» **YOUR OBJECTIVE**
Return all lines from the listing below in which the string "JSON" occurs.

» **DATA SUPPLIED**

========================

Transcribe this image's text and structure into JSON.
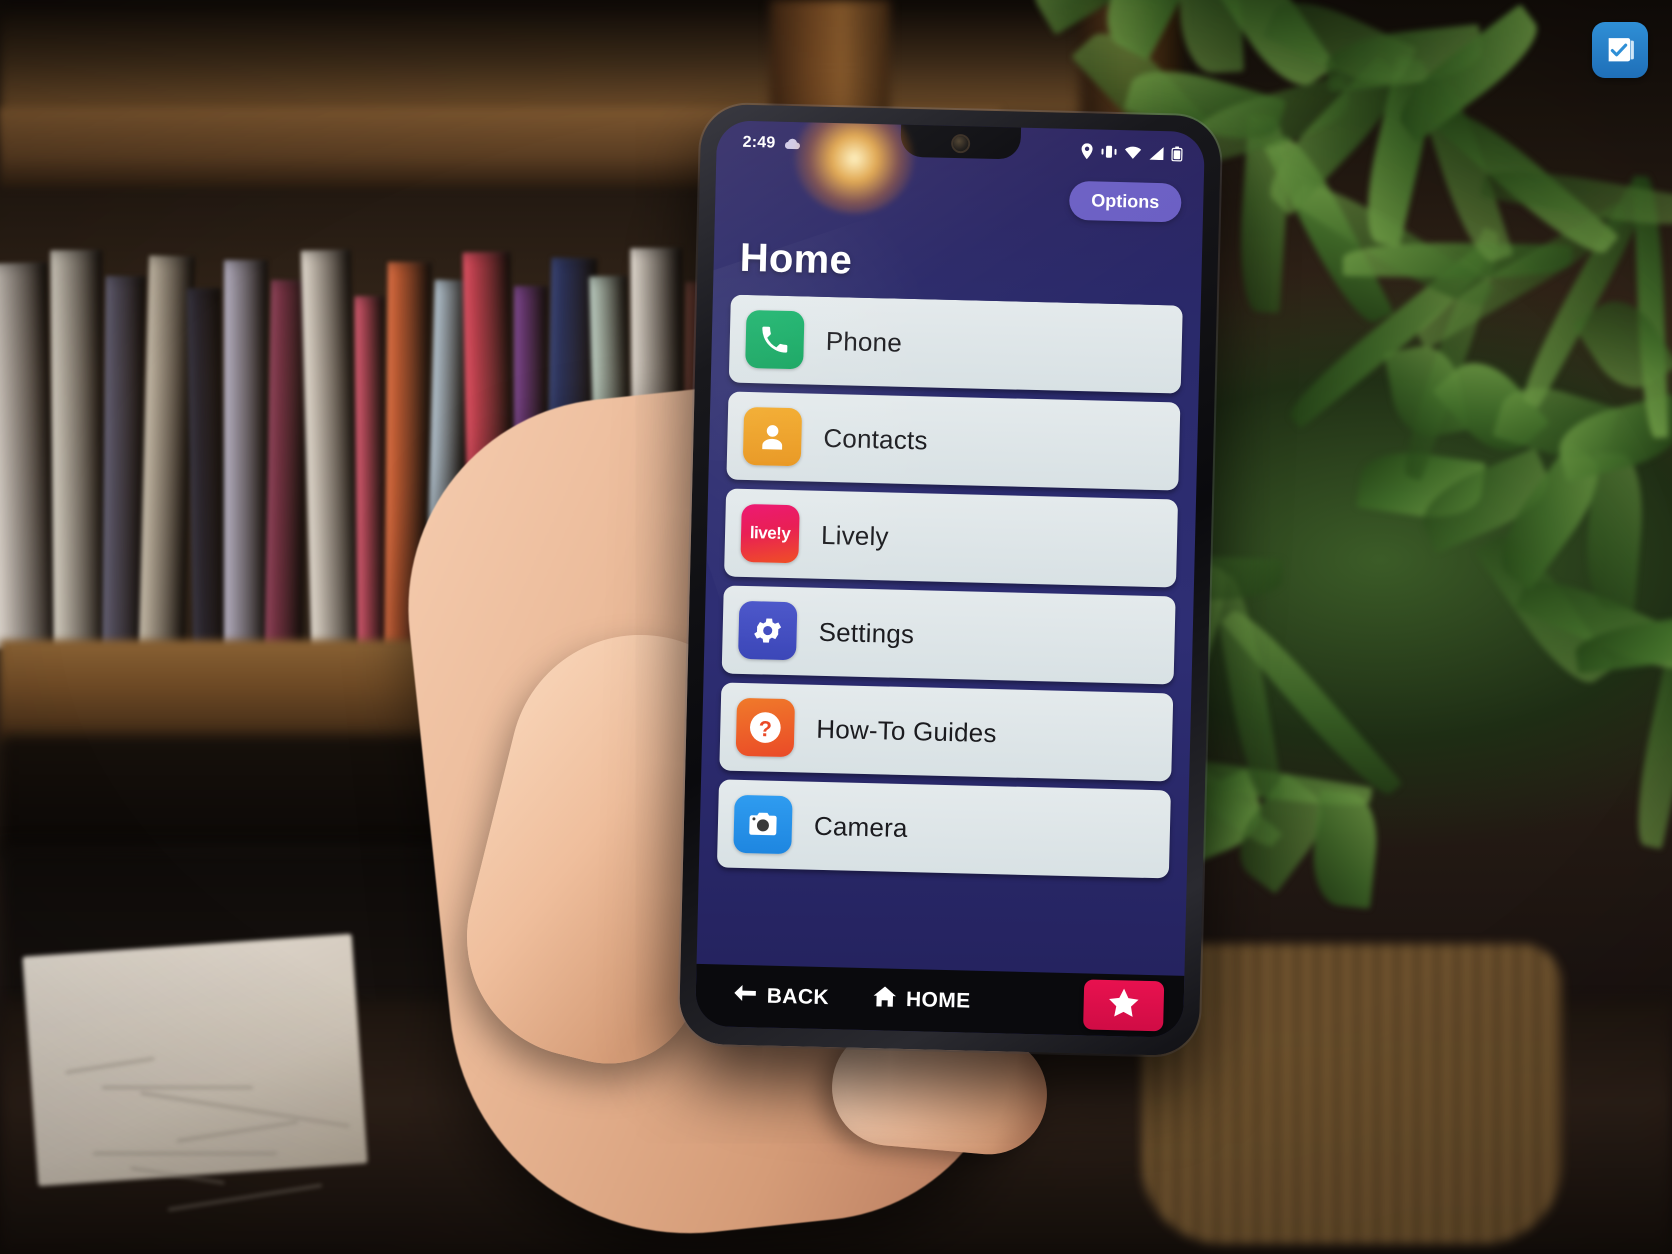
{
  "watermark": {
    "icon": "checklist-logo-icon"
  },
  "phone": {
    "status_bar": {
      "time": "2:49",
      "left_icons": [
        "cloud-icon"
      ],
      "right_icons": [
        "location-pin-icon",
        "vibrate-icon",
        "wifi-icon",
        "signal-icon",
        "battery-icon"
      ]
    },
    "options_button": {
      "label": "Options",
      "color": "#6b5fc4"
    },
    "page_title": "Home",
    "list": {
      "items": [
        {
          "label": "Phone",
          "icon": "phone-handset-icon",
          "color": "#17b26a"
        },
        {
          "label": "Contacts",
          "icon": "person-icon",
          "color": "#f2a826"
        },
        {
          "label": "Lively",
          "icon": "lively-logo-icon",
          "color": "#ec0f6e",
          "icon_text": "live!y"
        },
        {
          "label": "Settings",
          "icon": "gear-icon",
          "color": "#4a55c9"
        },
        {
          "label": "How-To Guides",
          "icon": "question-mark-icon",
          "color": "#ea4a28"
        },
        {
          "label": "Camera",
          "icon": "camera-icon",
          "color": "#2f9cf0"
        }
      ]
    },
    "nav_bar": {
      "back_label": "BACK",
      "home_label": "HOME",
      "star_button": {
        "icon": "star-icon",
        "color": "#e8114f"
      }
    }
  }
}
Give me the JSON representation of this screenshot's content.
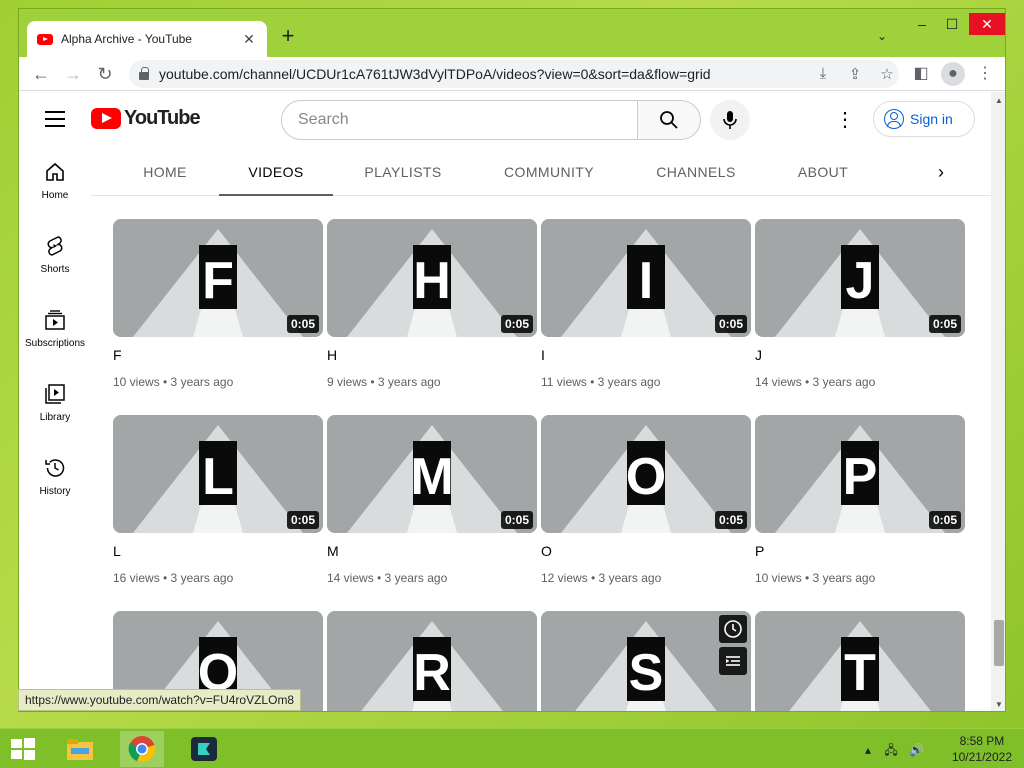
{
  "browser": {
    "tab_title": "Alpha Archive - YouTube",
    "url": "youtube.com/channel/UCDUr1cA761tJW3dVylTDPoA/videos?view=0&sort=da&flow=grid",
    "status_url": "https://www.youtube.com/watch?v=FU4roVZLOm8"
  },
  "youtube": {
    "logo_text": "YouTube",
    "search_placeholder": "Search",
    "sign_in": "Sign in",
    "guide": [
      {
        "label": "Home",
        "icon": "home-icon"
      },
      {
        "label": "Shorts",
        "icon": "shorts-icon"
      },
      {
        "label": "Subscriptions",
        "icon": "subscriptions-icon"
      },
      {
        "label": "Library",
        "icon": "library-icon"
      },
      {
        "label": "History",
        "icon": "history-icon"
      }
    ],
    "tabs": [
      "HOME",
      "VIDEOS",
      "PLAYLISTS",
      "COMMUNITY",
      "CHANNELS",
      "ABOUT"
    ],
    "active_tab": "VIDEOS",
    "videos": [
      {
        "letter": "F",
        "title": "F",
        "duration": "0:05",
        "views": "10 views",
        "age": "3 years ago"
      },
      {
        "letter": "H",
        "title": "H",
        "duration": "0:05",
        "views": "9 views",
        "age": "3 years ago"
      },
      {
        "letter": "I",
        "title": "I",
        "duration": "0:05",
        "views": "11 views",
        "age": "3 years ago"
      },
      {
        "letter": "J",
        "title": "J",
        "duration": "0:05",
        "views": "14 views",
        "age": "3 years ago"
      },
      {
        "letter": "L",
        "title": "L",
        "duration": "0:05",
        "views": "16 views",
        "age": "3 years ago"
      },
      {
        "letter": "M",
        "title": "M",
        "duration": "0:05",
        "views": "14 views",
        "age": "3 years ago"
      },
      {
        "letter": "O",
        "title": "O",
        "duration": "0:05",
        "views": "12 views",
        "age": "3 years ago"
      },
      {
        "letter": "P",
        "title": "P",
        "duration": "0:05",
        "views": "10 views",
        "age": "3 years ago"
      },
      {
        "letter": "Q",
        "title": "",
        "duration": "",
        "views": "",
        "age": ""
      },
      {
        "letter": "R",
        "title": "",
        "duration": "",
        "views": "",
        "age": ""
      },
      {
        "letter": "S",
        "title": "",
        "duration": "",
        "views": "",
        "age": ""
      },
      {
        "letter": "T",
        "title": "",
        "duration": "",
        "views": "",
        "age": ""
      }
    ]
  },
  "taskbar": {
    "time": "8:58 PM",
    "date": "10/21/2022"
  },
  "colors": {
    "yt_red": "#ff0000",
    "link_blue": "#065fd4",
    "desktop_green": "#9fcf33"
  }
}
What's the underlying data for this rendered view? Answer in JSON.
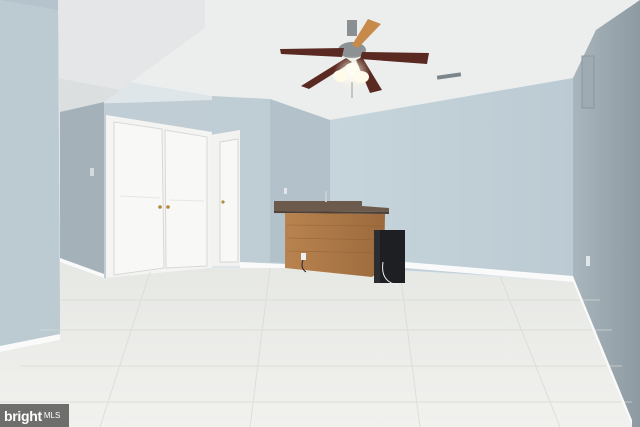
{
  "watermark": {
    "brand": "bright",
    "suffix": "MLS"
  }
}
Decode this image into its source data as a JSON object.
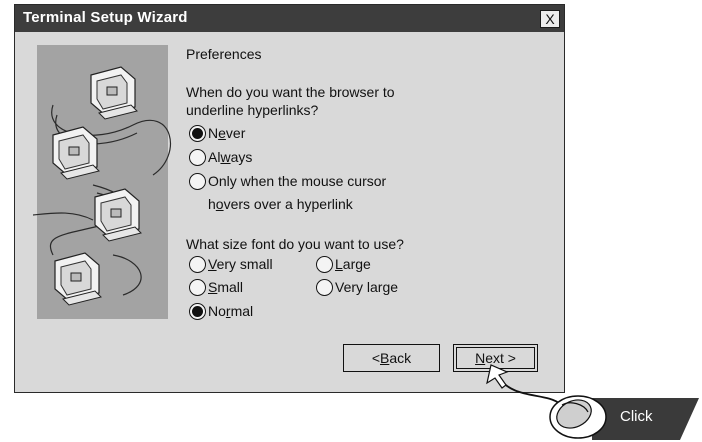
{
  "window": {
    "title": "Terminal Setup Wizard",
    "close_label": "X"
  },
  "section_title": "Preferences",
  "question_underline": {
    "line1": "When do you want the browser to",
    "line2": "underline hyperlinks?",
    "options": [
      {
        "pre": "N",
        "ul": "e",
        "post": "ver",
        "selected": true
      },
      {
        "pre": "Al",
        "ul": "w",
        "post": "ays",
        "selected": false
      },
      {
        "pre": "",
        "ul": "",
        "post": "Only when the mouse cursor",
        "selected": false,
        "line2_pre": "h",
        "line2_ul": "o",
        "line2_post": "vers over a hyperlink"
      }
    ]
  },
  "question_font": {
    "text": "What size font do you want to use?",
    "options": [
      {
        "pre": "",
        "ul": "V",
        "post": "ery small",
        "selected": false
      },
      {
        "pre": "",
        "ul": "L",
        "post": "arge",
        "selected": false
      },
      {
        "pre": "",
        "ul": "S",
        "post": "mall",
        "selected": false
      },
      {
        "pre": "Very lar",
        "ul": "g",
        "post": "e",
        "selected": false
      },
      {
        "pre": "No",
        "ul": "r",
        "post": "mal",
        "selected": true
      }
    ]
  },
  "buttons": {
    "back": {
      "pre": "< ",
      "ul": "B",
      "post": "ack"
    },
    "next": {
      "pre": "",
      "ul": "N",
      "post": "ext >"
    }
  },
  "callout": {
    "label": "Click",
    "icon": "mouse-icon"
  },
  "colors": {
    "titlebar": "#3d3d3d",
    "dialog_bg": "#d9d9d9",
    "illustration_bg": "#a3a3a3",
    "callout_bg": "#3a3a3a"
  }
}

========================

» **TASK RESPONSE**
Transcribe this image's text and structure into JSON.
Give me the JSON representation of this screenshot's content.
What's the underlying data for this rendered view? Answer in JSON.
Decode this image into its source data as a JSON object.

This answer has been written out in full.